What needs to be done: Each entry below is to be returned exactly, with any pictures left out.

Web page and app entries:

··········

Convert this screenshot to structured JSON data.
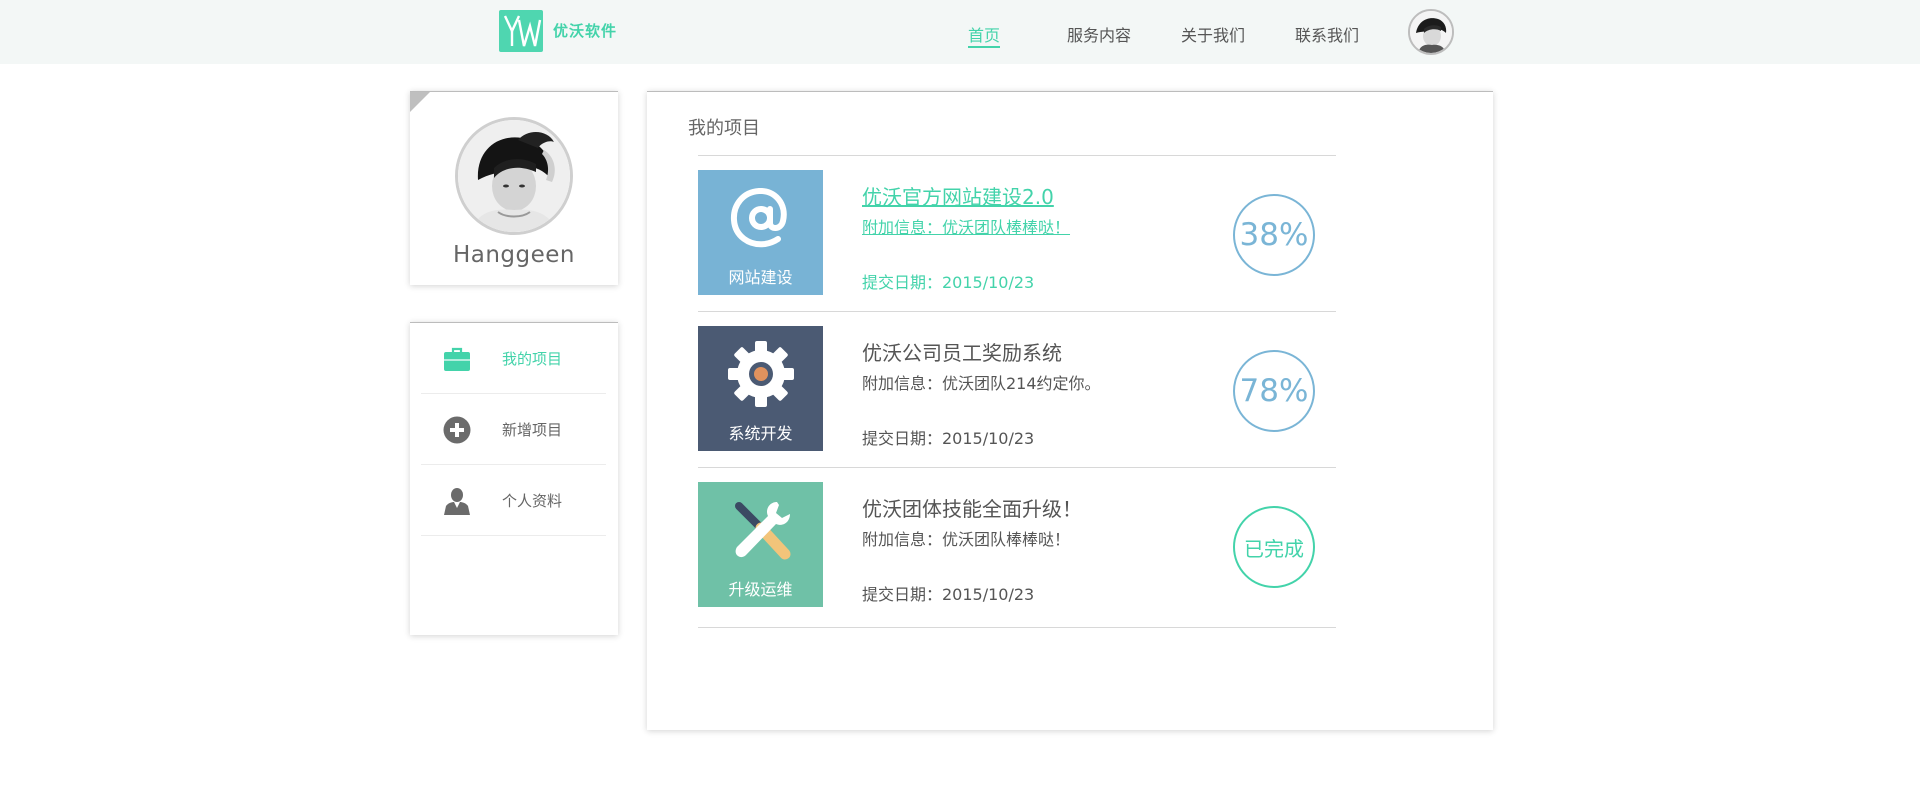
{
  "header": {
    "brand": "优沃软件",
    "logo_text": "YW",
    "nav": [
      {
        "label": "首页",
        "active": true
      },
      {
        "label": "服务内容",
        "active": false
      },
      {
        "label": "关于我们",
        "active": false
      },
      {
        "label": "联系我们",
        "active": false
      }
    ]
  },
  "profile": {
    "name": "Hanggeen"
  },
  "sidebar": {
    "items": [
      {
        "label": "我的项目",
        "icon": "briefcase-icon",
        "active": true
      },
      {
        "label": "新增项目",
        "icon": "plus-circle-icon",
        "active": false
      },
      {
        "label": "个人资料",
        "icon": "user-icon",
        "active": false
      }
    ]
  },
  "main": {
    "title": "我的项目",
    "projects": [
      {
        "tile_label": "网站建设",
        "tile_icon": "at-sign-icon",
        "tile_color": "#78b3d5",
        "title": "优沃官方网站建设2.0",
        "info": "附加信息：优沃团队棒棒哒！",
        "date": "提交日期：2015/10/23",
        "badge": "38%"
      },
      {
        "tile_label": "系统开发",
        "tile_icon": "gear-icon",
        "tile_color": "#4b5a73",
        "title": "优沃公司员工奖励系统",
        "info": "附加信息：优沃团队214约定你。",
        "date": "提交日期：2015/10/23",
        "badge": "78%"
      },
      {
        "tile_label": "升级运维",
        "tile_icon": "tools-icon",
        "tile_color": "#6fc1a7",
        "title": "优沃团体技能全面升级！",
        "info": "附加信息：优沃团队棒棒哒！",
        "date": "提交日期：2015/10/23",
        "badge": "已完成"
      }
    ]
  },
  "colors": {
    "accent": "#43d3aa",
    "badge_blue": "#7ab5d6",
    "header_bg": "#f3f7f6"
  }
}
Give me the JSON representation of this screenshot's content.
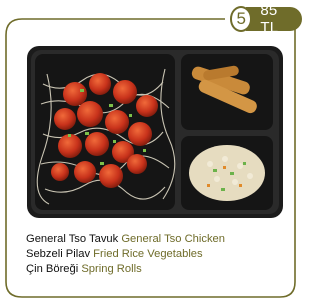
{
  "badge": {
    "number": "5",
    "price": "85 TL"
  },
  "menu_items": [
    {
      "tr": "General Tso Tavuk",
      "en": "General Tso Chicken"
    },
    {
      "tr": "Sebzeli Pilav",
      "en": "Fried Rice Vegetables"
    },
    {
      "tr": "Çin Böreği",
      "en": "Spring Rolls"
    }
  ],
  "colors": {
    "accent": "#6f6c2a",
    "tray": "#1e1e1e"
  }
}
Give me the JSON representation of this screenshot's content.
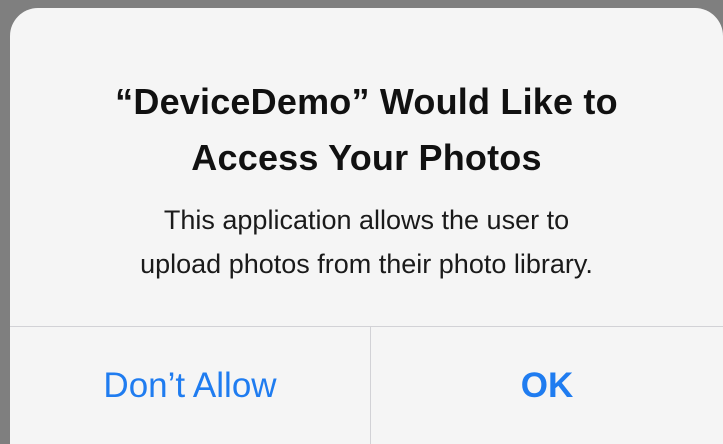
{
  "alert": {
    "title_lines": [
      "“DeviceDemo” Would Like to",
      "Access Your Photos"
    ],
    "message_lines": [
      "This application allows the user to",
      "upload photos from their photo library."
    ],
    "buttons": {
      "deny_label": "Don’t Allow",
      "ok_label": "OK"
    }
  },
  "colors": {
    "accent": "#1f7cf0",
    "alert_background": "#f5f5f5",
    "backdrop": "#7f7f7f",
    "divider": "#d2d2d6"
  }
}
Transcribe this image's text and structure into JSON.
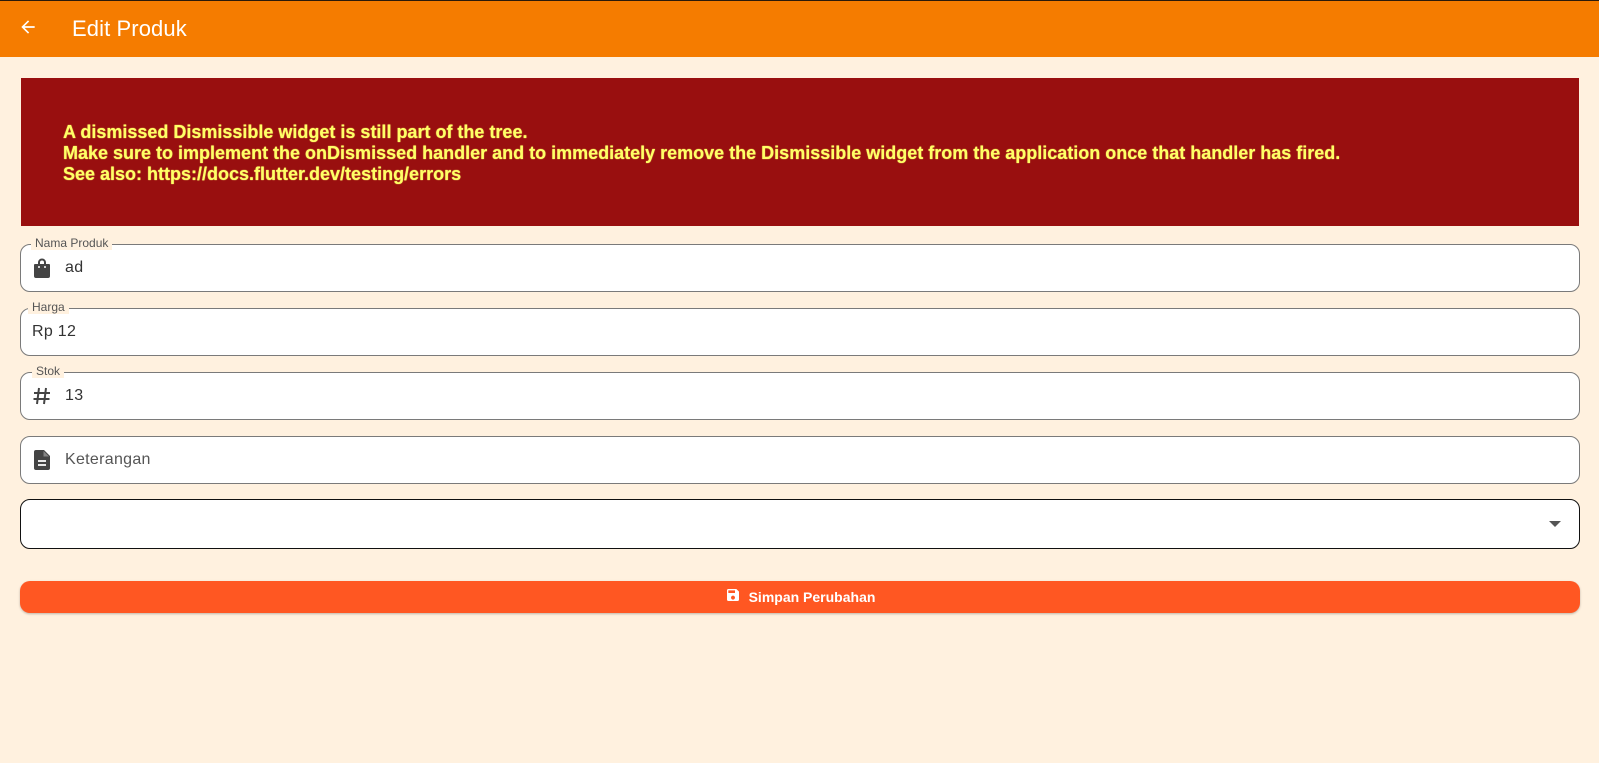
{
  "appbar": {
    "title": "Edit Produk",
    "back_icon": "arrow-back-icon",
    "color": "#f57c00"
  },
  "error": {
    "lines": [
      "A dismissed Dismissible widget is still part of the tree.",
      "Make sure to implement the onDismissed handler and to immediately remove the Dismissible widget from the application once that handler has fired.",
      "See also: https://docs.flutter.dev/testing/errors"
    ],
    "background": "#990f0f",
    "text_color": "#ffff66"
  },
  "form": {
    "nama": {
      "label": "Nama Produk",
      "value": "ad",
      "icon": "shopping-bag-icon"
    },
    "harga": {
      "label": "Harga",
      "value": "Rp 12"
    },
    "stok": {
      "label": "Stok",
      "value": "13",
      "icon": "hash-icon"
    },
    "keterangan": {
      "placeholder": "Keterangan",
      "icon": "description-icon"
    },
    "kategori": {
      "value": "",
      "icon": "dropdown-arrow-icon"
    }
  },
  "save_button": {
    "label": "Simpan Perubahan",
    "icon": "save-icon",
    "color": "#ff5722"
  }
}
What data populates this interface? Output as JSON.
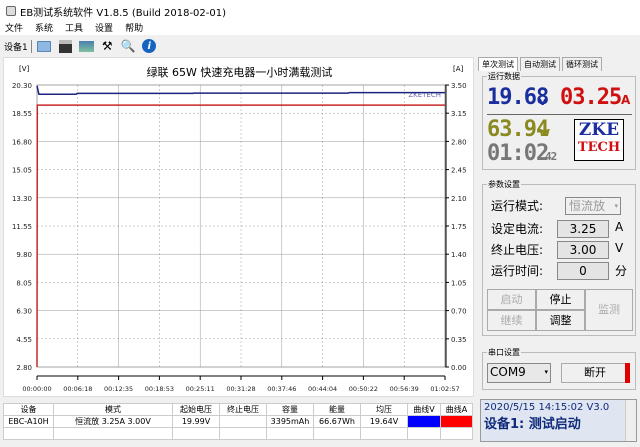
{
  "window": {
    "title": "EB测试系统软件 V1.8.5 (Build 2018-02-01)"
  },
  "menu": [
    "文件",
    "系统",
    "工具",
    "设置",
    "帮助"
  ],
  "toolbar": {
    "device": "设备1",
    "icons": [
      "folder-icon",
      "save-icon",
      "image-icon",
      "tools-icon",
      "search-icon",
      "info-icon"
    ]
  },
  "chart_data": {
    "type": "line",
    "title": "绿联 65W 快速充电器一小时满载测试",
    "ylabel_left": "[V]",
    "ylabel_right": "[A]",
    "watermark": "ZKETECH",
    "ylim_left": [
      2.8,
      20.3
    ],
    "ylim_right": [
      0.0,
      3.5
    ],
    "yticks_left": [
      "20.30",
      "18.55",
      "16.80",
      "15.05",
      "13.30",
      "11.55",
      "9.80",
      "8.05",
      "6.30",
      "4.55",
      "2.80"
    ],
    "yticks_right": [
      "3.50",
      "3.15",
      "2.80",
      "2.45",
      "2.10",
      "1.75",
      "1.40",
      "1.05",
      "0.70",
      "0.35",
      "0.00"
    ],
    "xticks": [
      "00:00:00",
      "00:06:18",
      "00:12:35",
      "00:18:53",
      "00:25:11",
      "00:31:28",
      "00:37:46",
      "00:44:04",
      "00:50:22",
      "00:56:39",
      "01:02:57"
    ],
    "xlim_minutes": [
      0,
      62.95
    ],
    "grid": true,
    "series": [
      {
        "name": "曲线V",
        "axis": "left",
        "color": "#1a237e",
        "points": [
          [
            0,
            20.25
          ],
          [
            0.3,
            19.72
          ],
          [
            6,
            19.72
          ],
          [
            6.2,
            19.78
          ],
          [
            24,
            19.78
          ],
          [
            24.2,
            19.8
          ],
          [
            48,
            19.8
          ],
          [
            48.2,
            19.83
          ],
          [
            62.95,
            19.83
          ]
        ]
      },
      {
        "name": "曲线A",
        "axis": "right",
        "color": "#c62828",
        "points": [
          [
            0,
            0
          ],
          [
            0.05,
            3.25
          ],
          [
            62.95,
            3.25
          ]
        ]
      }
    ]
  },
  "tabs": [
    "单次测试",
    "自动测试",
    "循环测试"
  ],
  "run_data": {
    "label": "运行数据",
    "voltage": "19.68",
    "voltage_unit": "v",
    "current": "03.25",
    "current_unit": "A",
    "power": "63.94",
    "power_unit": "w",
    "time": "01:02",
    "time_sec": "42",
    "logo_top": "ZKE",
    "logo_bottom": "TECH"
  },
  "params": {
    "label": "参数设置",
    "mode_label": "运行模式:",
    "mode": "恒流放",
    "current_label": "设定电流:",
    "current": "3.25",
    "current_unit": "A",
    "voltage_label": "终止电压:",
    "voltage": "3.00",
    "voltage_unit": "V",
    "time_label": "运行时间:",
    "time": "0",
    "time_unit": "分",
    "buttons": {
      "start": "启动",
      "stop": "停止",
      "monitor": "监测",
      "continue": "继续",
      "adjust": "调整"
    }
  },
  "serial": {
    "label": "串口设置",
    "port": "COM9",
    "disconnect": "断开",
    "status_color": "#e00000"
  },
  "table": {
    "headers": [
      "设备",
      "模式",
      "起始电压",
      "终止电压",
      "容量",
      "能量",
      "均压",
      "曲线V",
      "曲线A"
    ],
    "rows": [
      [
        "EBC-A10H",
        "恒流放 3.25A 3.00V",
        "19.99V",
        "",
        "3395mAh",
        "66.67Wh",
        "19.64V",
        "#0000ff",
        "#ff0000"
      ]
    ]
  },
  "status": {
    "line1": "2020/5/15 14:15:02  V3.0",
    "line2": "设备1: 测试启动"
  }
}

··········

Exercise answer:
Convert this screenshot to structured JSON data.
{
  "header": {
    "brand": "优沃软件",
    "logo_text": "YW",
    "nav": [
      {
        "label": "首页",
        "active": true
      },
      {
        "label": "服务内容",
        "active": false
      },
      {
        "label": "关于我们",
        "active": false
      },
      {
        "label": "联系我们",
        "active": false
      }
    ]
  },
  "profile": {
    "name": "Hanggeen"
  },
  "sidebar": {
    "items": [
      {
        "label": "我的项目",
        "icon": "briefcase-icon",
        "active": true
      },
      {
        "label": "新增项目",
        "icon": "plus-circle-icon",
        "active": false
      },
      {
        "label": "个人资料",
        "icon": "user-icon",
        "active": false
      }
    ]
  },
  "main": {
    "title": "我的项目",
    "projects": [
      {
        "tile_label": "网站建设",
        "tile_icon": "at-sign-icon",
        "tile_color": "#78b3d5",
        "title": "优沃官方网站建设2.0",
        "info": "附加信息：优沃团队棒棒哒！",
        "date": "提交日期：2015/10/23",
        "badge": "38%"
      },
      {
        "tile_label": "系统开发",
        "tile_icon": "gear-icon",
        "tile_color": "#4b5a73",
        "title": "优沃公司员工奖励系统",
        "info": "附加信息：优沃团队214约定你。",
        "date": "提交日期：2015/10/23",
        "badge": "78%"
      },
      {
        "tile_label": "升级运维",
        "tile_icon": "tools-icon",
        "tile_color": "#6fc1a7",
        "title": "优沃团体技能全面升级！",
        "info": "附加信息：优沃团队棒棒哒！",
        "date": "提交日期：2015/10/23",
        "badge": "已完成"
      }
    ]
  },
  "colors": {
    "accent": "#43d3aa",
    "badge_blue": "#7ab5d6",
    "header_bg": "#f3f7f6"
  }
}
Give me the JSON representation of this screenshot's content.
{
  "badge": {
    "number": "5",
    "price": "85 TL"
  },
  "menu_items": [
    {
      "tr": "General Tso Tavuk",
      "en": "General Tso Chicken"
    },
    {
      "tr": "Sebzeli Pilav",
      "en": "Fried Rice Vegetables"
    },
    {
      "tr": "Çin Böreği",
      "en": "Spring Rolls"
    }
  ],
  "colors": {
    "accent": "#6f6c2a",
    "tray": "#1e1e1e"
  }
}
Give me the JSON representation of this screenshot's content.
{
  "alert": {
    "title_lines": [
      "“DeviceDemo” Would Like to",
      "Access Your Photos"
    ],
    "message_lines": [
      "This application allows the user to",
      "upload photos from their photo library."
    ],
    "buttons": {
      "deny_label": "Don’t Allow",
      "ok_label": "OK"
    }
  },
  "colors": {
    "accent": "#1f7cf0",
    "alert_background": "#f5f5f5",
    "backdrop": "#7f7f7f",
    "divider": "#d2d2d6"
  }
}
Transcribe this image's text and structure into JSON.
{
  "appbar": {
    "title": "Edit Produk",
    "back_icon": "arrow-back-icon",
    "color": "#f57c00"
  },
  "error": {
    "lines": [
      "A dismissed Dismissible widget is still part of the tree.",
      "Make sure to implement the onDismissed handler and to immediately remove the Dismissible widget from the application once that handler has fired.",
      "See also: https://docs.flutter.dev/testing/errors"
    ],
    "background": "#990f0f",
    "text_color": "#ffff66"
  },
  "form": {
    "nama": {
      "label": "Nama Produk",
      "value": "ad",
      "icon": "shopping-bag-icon"
    },
    "harga": {
      "label": "Harga",
      "value": "Rp 12"
    },
    "stok": {
      "label": "Stok",
      "value": "13",
      "icon": "hash-icon"
    },
    "keterangan": {
      "placeholder": "Keterangan",
      "icon": "description-icon"
    },
    "kategori": {
      "value": "",
      "icon": "dropdown-arrow-icon"
    }
  },
  "save_button": {
    "label": "Simpan Perubahan",
    "icon": "save-icon",
    "color": "#ff5722"
  }
}
What data populates this interface? Output as JSON.
{
  "window": {
    "title": "EB测试系统软件 V1.8.5 (Build 2018-02-01)"
  },
  "menu": [
    "文件",
    "系统",
    "工具",
    "设置",
    "帮助"
  ],
  "toolbar": {
    "device": "设备1",
    "icons": [
      "folder-icon",
      "save-icon",
      "image-icon",
      "tools-icon",
      "search-icon",
      "info-icon"
    ]
  },
  "chart_data": {
    "type": "line",
    "title": "绿联 65W 快速充电器一小时满载测试",
    "ylabel_left": "[V]",
    "ylabel_right": "[A]",
    "watermark": "ZKETECH",
    "ylim_left": [
      2.8,
      20.3
    ],
    "ylim_right": [
      0.0,
      3.5
    ],
    "yticks_left": [
      "20.30",
      "18.55",
      "16.80",
      "15.05",
      "13.30",
      "11.55",
      "9.80",
      "8.05",
      "6.30",
      "4.55",
      "2.80"
    ],
    "yticks_right": [
      "3.50",
      "3.15",
      "2.80",
      "2.45",
      "2.10",
      "1.75",
      "1.40",
      "1.05",
      "0.70",
      "0.35",
      "0.00"
    ],
    "xticks": [
      "00:00:00",
      "00:06:18",
      "00:12:35",
      "00:18:53",
      "00:25:11",
      "00:31:28",
      "00:37:46",
      "00:44:04",
      "00:50:22",
      "00:56:39",
      "01:02:57"
    ],
    "xlim_minutes": [
      0,
      62.95
    ],
    "grid": true,
    "series": [
      {
        "name": "曲线V",
        "axis": "left",
        "color": "#1a237e",
        "points": [
          [
            0,
            20.25
          ],
          [
            0.3,
            19.72
          ],
          [
            6,
            19.72
          ],
          [
            6.2,
            19.78
          ],
          [
            24,
            19.78
          ],
          [
            24.2,
            19.8
          ],
          [
            48,
            19.8
          ],
          [
            48.2,
            19.83
          ],
          [
            62.95,
            19.83
          ]
        ]
      },
      {
        "name": "曲线A",
        "axis": "right",
        "color": "#c62828",
        "points": [
          [
            0,
            0
          ],
          [
            0.05,
            3.25
          ],
          [
            62.95,
            3.25
          ]
        ]
      }
    ]
  },
  "tabs": [
    "单次测试",
    "自动测试",
    "循环测试"
  ],
  "run_data": {
    "label": "运行数据",
    "voltage": "19.68",
    "voltage_unit": "v",
    "current": "03.25",
    "current_unit": "A",
    "power": "63.94",
    "power_unit": "w",
    "time": "01:02",
    "time_sec": "42",
    "logo_top": "ZKE",
    "logo_bottom": "TECH"
  },
  "params": {
    "label": "参数设置",
    "mode_label": "运行模式:",
    "mode": "恒流放",
    "current_label": "设定电流:",
    "current": "3.25",
    "current_unit": "A",
    "voltage_label": "终止电压:",
    "voltage": "3.00",
    "voltage_unit": "V",
    "time_label": "运行时间:",
    "time": "0",
    "time_unit": "分",
    "buttons": {
      "start": "启动",
      "stop": "停止",
      "monitor": "监测",
      "continue": "继续",
      "adjust": "调整"
    }
  },
  "serial": {
    "label": "串口设置",
    "port": "COM9",
    "disconnect": "断开",
    "status_color": "#e00000"
  },
  "table": {
    "headers": [
      "设备",
      "模式",
      "起始电压",
      "终止电压",
      "容量",
      "能量",
      "均压",
      "曲线V",
      "曲线A"
    ],
    "rows": [
      [
        "EBC-A10H",
        "恒流放 3.25A 3.00V",
        "19.99V",
        "",
        "3395mAh",
        "66.67Wh",
        "19.64V",
        "#0000ff",
        "#ff0000"
      ]
    ]
  },
  "status": {
    "line1": "2020/5/15 14:15:02  V3.0",
    "line2": "设备1: 测试启动"
  }
}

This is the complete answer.